Four Ways to Lower Stress For You and Your Teens This Fall

After a summer of fun, we’re all back to nose-to-the-grindstone and it feels STRESSFUL! We reached out to local therapist Portia Pendleton for some suggestions on how to keep things calm at home.
By Portia Pendleton, LCSW

What a summer it has been! Is anyone else having a hard time adjusting to busier schedules? New projects? School? As Labor Day moves further behind us and the academic year picks up, I tend to see an influx of new patient inquiries. Stressed out teens with increasing anxiety, friendship issues, academic pressures; parents balancing work, households and children’s schedules; adults potentially awaiting the winter blues. Summer is so wonderful here on the shoreline, but Fall can be too! 

Here are some tips on how to keep your stress levels low:

Try your best to get a schedule going. Even with varying sports games and new projects week-to-week, having a plan can reduce unpreparedness and last minute rushing. When we feel unprepared or rushed our stress and anxiety levels rise causing irritation and short fuses. This makes us much more reactive to each other. We want to be able to know what is coming (most of the time). 

Set reasonable expectations for self and others. We all want the best for ourselves and for the people we love. I like to focus on the idea of “always doing your best.” My version of this has been influenced by The Four Agreements by Don Riguel Ruiz. His take on this really focuses on the idea that our best is variable due to things like our physical health (have you gotten enough sleep), our mental health (what emotions are you experiencing), and the fact that our best changes over time based on practice and experiences. We cannot always get an “A” or perform at our peak athletically. Taking some pressure off expectations of perfection helps decrease anxiety. 

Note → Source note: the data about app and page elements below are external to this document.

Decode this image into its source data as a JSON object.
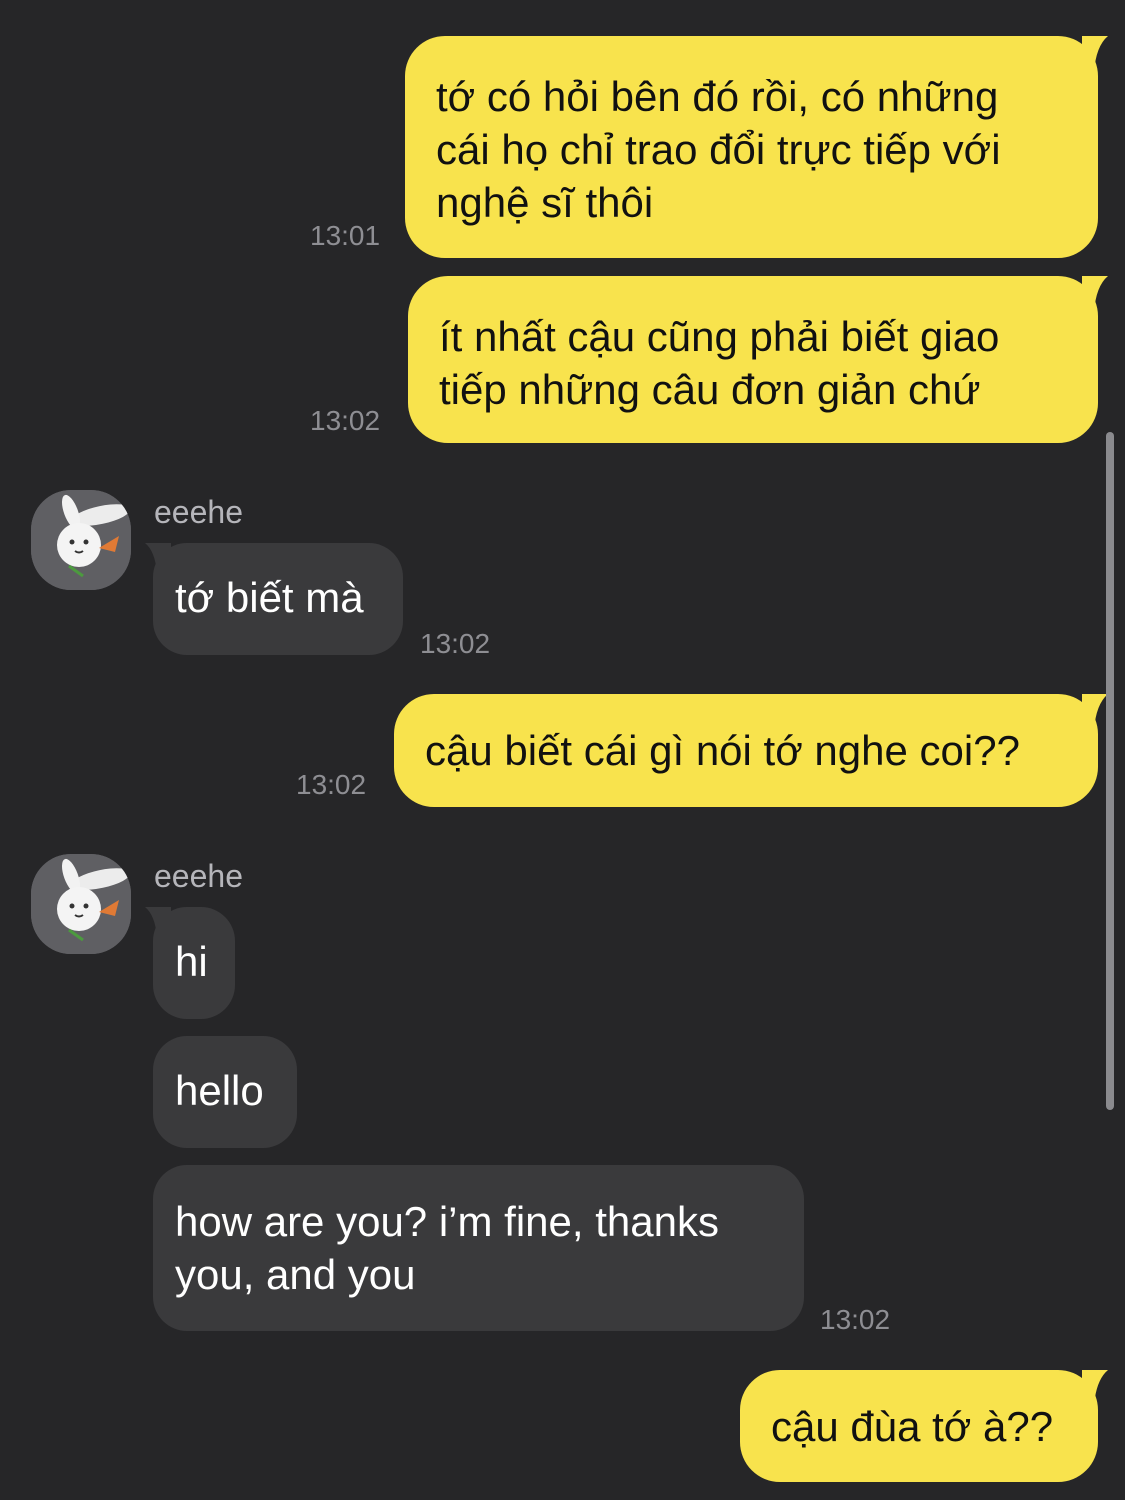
{
  "chat": {
    "messages": [
      {
        "direction": "outgoing",
        "text": "tớ có hỏi bên đó rồi, có những\ncái họ chỉ trao đổi trực tiếp với\nnghệ sĩ thôi",
        "time": "13:01"
      },
      {
        "direction": "outgoing",
        "text": "ít nhất cậu cũng phải biết giao\ntiếp những câu đơn giản chứ",
        "time": "13:02"
      },
      {
        "direction": "incoming",
        "sender": "eeehe",
        "avatar_icon": "white-rabbit-avatar",
        "text": "tớ biết mà",
        "time": "13:02"
      },
      {
        "direction": "outgoing",
        "text": "cậu biết cái gì nói tớ nghe coi??",
        "time": "13:02"
      },
      {
        "direction": "incoming",
        "sender": "eeehe",
        "avatar_icon": "white-rabbit-avatar",
        "text": "hi"
      },
      {
        "direction": "incoming",
        "text": "hello"
      },
      {
        "direction": "incoming",
        "text": "how are you? i’m fine, thanks\nyou, and you",
        "time": "13:02"
      },
      {
        "direction": "outgoing",
        "text": "cậu đùa tớ à??"
      }
    ]
  },
  "colors": {
    "background": "#262628",
    "outgoing_bubble": "#f8e34d",
    "incoming_bubble": "#3a3a3c",
    "timestamp": "#8e8e93"
  }
}
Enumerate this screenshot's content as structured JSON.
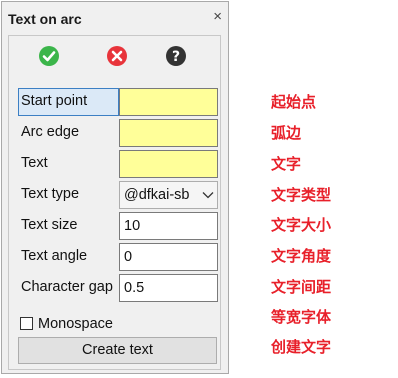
{
  "window": {
    "title": "Text on arc",
    "close_glyph": "×"
  },
  "toolbar": {
    "ok_icon": "check-circle-icon",
    "ok_color": "#3bb54a",
    "cancel_icon": "x-circle-icon",
    "cancel_color": "#e8343b",
    "help_icon": "question-circle-icon",
    "help_color": "#333333"
  },
  "form": {
    "start_point": {
      "label": "Start point",
      "value": ""
    },
    "arc_edge": {
      "label": "Arc edge",
      "value": ""
    },
    "text": {
      "label": "Text",
      "value": ""
    },
    "text_type": {
      "label": "Text type",
      "value": "@dfkai-sb"
    },
    "text_size": {
      "label": "Text size",
      "value": "10"
    },
    "text_angle": {
      "label": "Text angle",
      "value": "0"
    },
    "character_gap": {
      "label": "Character gap",
      "value": "0.5"
    },
    "monospace": {
      "label": "Monospace",
      "checked": false
    },
    "create_label": "Create text",
    "pick_field_color": "#ffff99"
  },
  "annotations": [
    "起始点",
    "弧边",
    "文字",
    "文字类型",
    "文字大小",
    "文字角度",
    "文字间距",
    "等宽字体",
    "创建文字"
  ],
  "annotation_color": "#e8202a"
}
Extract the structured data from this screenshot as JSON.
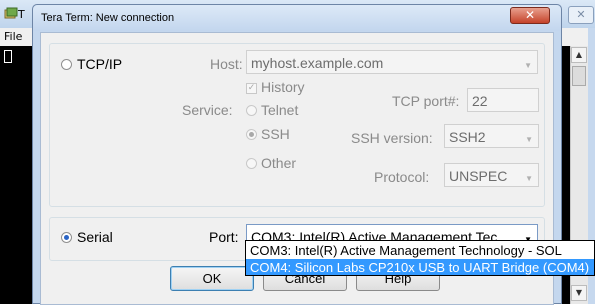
{
  "background_window": {
    "title_char": "T",
    "menu": [
      "File"
    ],
    "close_label": "✕"
  },
  "dialog": {
    "title": "Tera Term: New connection",
    "close_label": "✕",
    "tcpip": {
      "label": "TCP/IP",
      "selected": false,
      "host_label": "Host:",
      "host_value": "myhost.example.com",
      "history_label": "History",
      "history_checked": true,
      "service_label": "Service:",
      "services": [
        {
          "label": "Telnet",
          "selected": false
        },
        {
          "label": "SSH",
          "selected": true
        },
        {
          "label": "Other",
          "selected": false
        }
      ],
      "tcp_port_label": "TCP port#:",
      "tcp_port_value": "22",
      "ssh_version_label": "SSH version:",
      "ssh_version_value": "SSH2",
      "protocol_label": "Protocol:",
      "protocol_value": "UNSPEC"
    },
    "serial": {
      "label": "Serial",
      "selected": true,
      "port_label": "Port:",
      "port_value": "COM3: Intel(R) Active Management Tec",
      "port_options": [
        {
          "label": "COM3: Intel(R) Active Management Technology - SOL",
          "highlighted": false
        },
        {
          "label": "COM4: Silicon Labs CP210x USB to UART Bridge (COM4)",
          "highlighted": true
        }
      ]
    },
    "buttons": {
      "ok": "OK",
      "cancel": "Cancel",
      "help": "Help"
    }
  },
  "colors": {
    "selection_highlight": "#3399ff",
    "dialog_close_red": "#c5432a",
    "terminal_bg": "#000000"
  }
}
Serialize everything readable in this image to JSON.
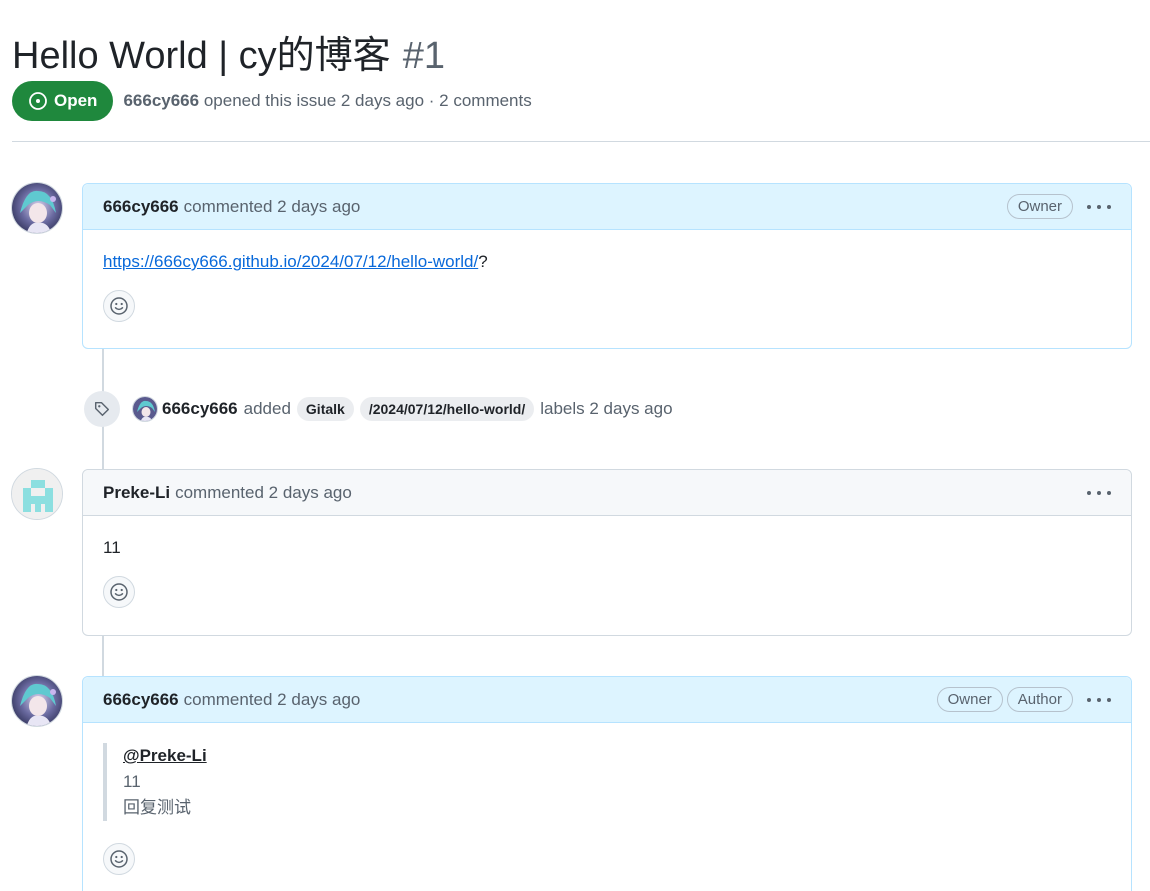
{
  "issue": {
    "title": "Hello World | cy的博客",
    "number": "#1",
    "state": "Open",
    "author": "666cy666",
    "meta_text": "opened this issue 2 days ago · 2 comments"
  },
  "comments": [
    {
      "author": "666cy666",
      "action": "commented 2 days ago",
      "badges": [
        "Owner"
      ],
      "body_link": "https://666cy666.github.io/2024/07/12/hello-world/",
      "body_suffix": "?"
    },
    {
      "author": "Preke-Li",
      "action": "commented 2 days ago",
      "badges": [],
      "body_text": "11"
    },
    {
      "author": "666cy666",
      "action": "commented 2 days ago",
      "badges": [
        "Owner",
        "Author"
      ],
      "quote": {
        "mention": "@Preke-Li",
        "lines": [
          "11",
          "回复测试"
        ]
      }
    }
  ],
  "event": {
    "author": "666cy666",
    "action": "added",
    "labels": [
      "Gitalk",
      "/2024/07/12/hello-world/"
    ],
    "suffix": "labels 2 days ago"
  },
  "icons": {
    "state": "issue-opened-icon",
    "tag": "tag-icon",
    "emoji": "smiley-icon",
    "menu": "kebab-horizontal-icon"
  },
  "colors": {
    "open_green": "#1f883d",
    "owner_header": "#ddf4ff",
    "owner_border": "#b6e3ff",
    "link": "#0969da"
  }
}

Take care of yourself physically. We all know that more sleep and nourished bodies help our performance and mental health tremendously. Teens need between eight and ten hours of sleep per night – do most of them get that? No. Between homework, after school activities and talking to friends/scrolling through Tik Tok, teens are getting an average of six to seven hours. For adults the recommended amount is at least seven. Nourishing our bodies means getting in all major food groups; starches, fruits/veggies, proteins and fats – all throughout the day. When we are hungry our brain’s number one job is to focus on getting nourished. It’s a survival skill and also very distracting, so make sure to have snacks on hand. 

Use supports. We can’t do it all, it might be time to bring in the professionals. Let’s start with therapy. It can feel daunting to add in another thing to your life but working with a therapist to manage unhelpful thinking patterns or difficult relationships really works! There is a therapist out there for everyone and now with telehealth there are more options and access available. Other supports might include: carpooling, food delivery services, baby sitters, organizers, after school programs etc. There are typically a lot of programs out there that we just don’t know about. I recommend calling your local youth and family services in town for some information.

In Touch Therapy

251 Main Street, Suite 200, Old Saybrook

(860) 245-9598